#### Task directions
All the data should come back exactly as it was given.

#### Exercise data
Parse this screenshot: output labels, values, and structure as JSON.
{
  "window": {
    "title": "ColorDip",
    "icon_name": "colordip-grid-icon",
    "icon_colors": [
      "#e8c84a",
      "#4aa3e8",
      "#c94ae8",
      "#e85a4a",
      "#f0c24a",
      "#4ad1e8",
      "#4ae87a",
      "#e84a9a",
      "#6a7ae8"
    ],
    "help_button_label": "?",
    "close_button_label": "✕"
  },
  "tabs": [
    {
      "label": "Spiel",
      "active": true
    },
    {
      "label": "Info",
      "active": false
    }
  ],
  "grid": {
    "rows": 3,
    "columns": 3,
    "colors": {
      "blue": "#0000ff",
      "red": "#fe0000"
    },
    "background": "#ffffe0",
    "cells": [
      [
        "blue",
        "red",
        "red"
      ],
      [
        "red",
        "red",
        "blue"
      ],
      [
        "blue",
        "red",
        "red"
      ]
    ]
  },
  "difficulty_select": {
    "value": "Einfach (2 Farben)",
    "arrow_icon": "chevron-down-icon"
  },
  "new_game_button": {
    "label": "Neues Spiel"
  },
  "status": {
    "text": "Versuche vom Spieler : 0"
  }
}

#### Result
Parse this screenshot: output labels, values, and structure as JSON.
{
  "window": {
    "title": "ColorDip",
    "icon_name": "colordip-grid-icon",
    "icon_colors": [
      "#e8c84a",
      "#4aa3e8",
      "#c94ae8",
      "#e85a4a",
      "#f0c24a",
      "#4ad1e8",
      "#4ae87a",
      "#e84a9a",
      "#6a7ae8"
    ],
    "help_button_label": "?",
    "close_button_label": "✕"
  },
  "tabs": [
    {
      "label": "Spiel",
      "active": true
    },
    {
      "label": "Info",
      "active": false
    }
  ],
  "grid": {
    "rows": 3,
    "columns": 3,
    "colors": {
      "blue": "#0000ff",
      "red": "#fe0000"
    },
    "background": "#ffffe0",
    "cells": [
      [
        "blue",
        "red",
        "red"
      ],
      [
        "red",
        "red",
        "blue"
      ],
      [
        "blue",
        "red",
        "red"
      ]
    ]
  },
  "difficulty_select": {
    "value": "Einfach (2 Farben)",
    "arrow_icon": "chevron-down-icon"
  },
  "new_game_button": {
    "label": "Neues Spiel"
  },
  "status": {
    "text": "Versuche vom Spieler : 0"
  }
}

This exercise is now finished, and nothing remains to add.